Participation agreement

All participants provide consent for their forecasts to be published in real-time on the CDC’s Epidemic Prediction Initiative website (, GitHub page (, and, after the season ends, in a scientific journal describing the results of the challenge. The forecasts can be attributed to a team name (e.g., John Doe University) or anonymous (e.g., Team A) based on individual team preference. Team names should be limited to 25 characters for display online. The team name registered with the EPI website will be displayed alongside a team’s forecasts. Any team may publish results from their forecast at any time, but no participating team may publish the results of another team’s model in any form without the team’s consent. Any mosquito surveillance data used should acknowledge the sources of those data as stated on the Data page. The manuscript describing the accuracy of forecasts across teams will be coordinated by a representative from CDC.


All forecasts will be scored by comparison to data reported by participating counties in 2019. Those data will be collected from participating counties when the data are complete for the year (late 2019 or early 2020). Forecasts will be ranked by average logarithmic score (see below) across all counties and months for each species separately. If reported trapping effort in 2019 is substantially different from 2018 for some counties/months, those counties/months may be removed from the analysis. Forecasts for counties without trapping data for a given month (e.g. November and December) will not be scored.

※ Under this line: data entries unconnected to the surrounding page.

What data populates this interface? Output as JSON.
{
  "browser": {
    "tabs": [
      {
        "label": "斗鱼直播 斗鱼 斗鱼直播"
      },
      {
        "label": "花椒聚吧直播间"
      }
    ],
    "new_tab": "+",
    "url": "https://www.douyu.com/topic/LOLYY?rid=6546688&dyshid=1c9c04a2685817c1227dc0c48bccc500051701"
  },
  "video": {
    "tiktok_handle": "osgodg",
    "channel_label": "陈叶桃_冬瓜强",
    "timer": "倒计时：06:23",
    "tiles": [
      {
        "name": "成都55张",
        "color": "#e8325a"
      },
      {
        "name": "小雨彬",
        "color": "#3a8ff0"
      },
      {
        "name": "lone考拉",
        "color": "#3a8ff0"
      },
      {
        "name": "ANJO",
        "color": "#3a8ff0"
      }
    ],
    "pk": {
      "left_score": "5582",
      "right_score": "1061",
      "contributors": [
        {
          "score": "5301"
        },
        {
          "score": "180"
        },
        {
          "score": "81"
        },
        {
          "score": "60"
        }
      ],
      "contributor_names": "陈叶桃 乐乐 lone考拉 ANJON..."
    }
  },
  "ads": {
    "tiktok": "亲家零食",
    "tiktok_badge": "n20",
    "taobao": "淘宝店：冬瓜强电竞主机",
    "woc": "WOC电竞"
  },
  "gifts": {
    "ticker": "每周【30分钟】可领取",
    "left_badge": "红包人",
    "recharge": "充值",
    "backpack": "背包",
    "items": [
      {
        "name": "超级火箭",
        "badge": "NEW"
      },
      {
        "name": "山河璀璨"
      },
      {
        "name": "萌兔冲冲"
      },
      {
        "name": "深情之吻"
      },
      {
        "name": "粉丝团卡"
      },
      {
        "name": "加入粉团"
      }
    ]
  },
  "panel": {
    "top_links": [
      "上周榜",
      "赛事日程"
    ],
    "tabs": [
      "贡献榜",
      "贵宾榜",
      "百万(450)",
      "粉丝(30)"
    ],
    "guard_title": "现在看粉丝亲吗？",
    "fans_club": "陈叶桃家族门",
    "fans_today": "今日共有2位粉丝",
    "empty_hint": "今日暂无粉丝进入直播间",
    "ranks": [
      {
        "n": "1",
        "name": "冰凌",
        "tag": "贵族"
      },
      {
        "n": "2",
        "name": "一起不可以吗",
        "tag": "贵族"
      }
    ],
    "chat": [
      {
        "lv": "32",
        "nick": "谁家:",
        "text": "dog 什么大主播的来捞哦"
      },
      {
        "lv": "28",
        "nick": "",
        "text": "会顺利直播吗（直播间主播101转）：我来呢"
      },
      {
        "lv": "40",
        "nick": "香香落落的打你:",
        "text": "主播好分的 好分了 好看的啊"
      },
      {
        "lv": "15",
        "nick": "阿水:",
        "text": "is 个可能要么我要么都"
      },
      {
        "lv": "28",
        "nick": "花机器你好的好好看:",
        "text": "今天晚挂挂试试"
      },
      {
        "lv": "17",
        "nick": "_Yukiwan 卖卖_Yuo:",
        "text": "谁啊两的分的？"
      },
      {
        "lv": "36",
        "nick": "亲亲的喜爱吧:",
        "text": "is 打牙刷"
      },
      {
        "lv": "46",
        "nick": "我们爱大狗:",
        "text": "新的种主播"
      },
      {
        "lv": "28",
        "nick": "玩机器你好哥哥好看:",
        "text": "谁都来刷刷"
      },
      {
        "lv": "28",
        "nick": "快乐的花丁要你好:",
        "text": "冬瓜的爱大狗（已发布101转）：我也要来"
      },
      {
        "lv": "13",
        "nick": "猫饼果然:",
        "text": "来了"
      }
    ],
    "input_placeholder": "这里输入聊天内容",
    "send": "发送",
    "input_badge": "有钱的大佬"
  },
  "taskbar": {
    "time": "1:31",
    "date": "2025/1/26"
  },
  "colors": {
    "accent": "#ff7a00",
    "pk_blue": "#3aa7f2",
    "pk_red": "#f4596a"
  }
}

The top ranked team will be announced publicly by CDC in early 2020.


To be eligible for an overall ranking, teams must: Submit forecasts for every county listed on the Data page and for every month of the challenge: April, May, June, July, August, September, October, November, and December. Submit forecasts electronically prior to the respective deadline (the day before each new month starts). Submit a model description (see Participation page). Forecasts from teams that do not submit all required forecasts may still be evaluated, but they will not be ranked for overall performance. Teams may consider submitting some naive forecasts (e.g. 0.5) if they have difficulty producing all forecasts by the deadlines.


Preliminary results will be distributed to all teams in early 2020. A joint manuscript will be prepared by the project organizers to disseminate all forecasts, findings of this analysis, and the general performance of submitted forecasts. Participants may publish their own forecasts and results at any time.

Logarithmic Score

All forecasts are probabilistic, a probability, ;;p;;, of the mosquito species being reported in a specific month in a specific county. Reported data from 2019 will be used to classify presence for each species, county, and month combination, ;;x;;, as present (1) or absent (0) following the definition on the Targets page. The logarithmic score is calculated as:

$$S(p,x) = x\text{ln}(p) + (1-x)\text{ln}(p - 1)$$

Logarithmic scores (;;S;;) can be averaged across many different predictions. In this case they will be averaged for all included counties and months for each species separately.

Example: A forecast predicts there is a probability of 0.2 (i.e. a 20% chance) that Ae. aegypti is reported in County X in June 2019. Collection of an adult Ae. aegypti in June is reported later in 2019. The logarithmic score is therefore ;;\text{ln}(0.2) = -1.6;;. Alternatively, if no Ae. aegypti were reported, the logarithmic score would be higher, ;;\text{ln}(1 - 0.2) = \text{ln}(0.8) = -0.22;;.


  • A 50/50 chance or a probability of 0.5 gives a logarithmic score of -0.69 regardless of whether the species was observed or not.
  • A forecast probability of 0 will give a logarithmic score of -Infiniti if the species is reported. The same is true for a probability of 1 when the species is not reported. Even a small probability for unlikely events can substantially improve average scores. For example, a forecast probability of 0.01 will give a logarithmic score of -4.6 if the species is observed.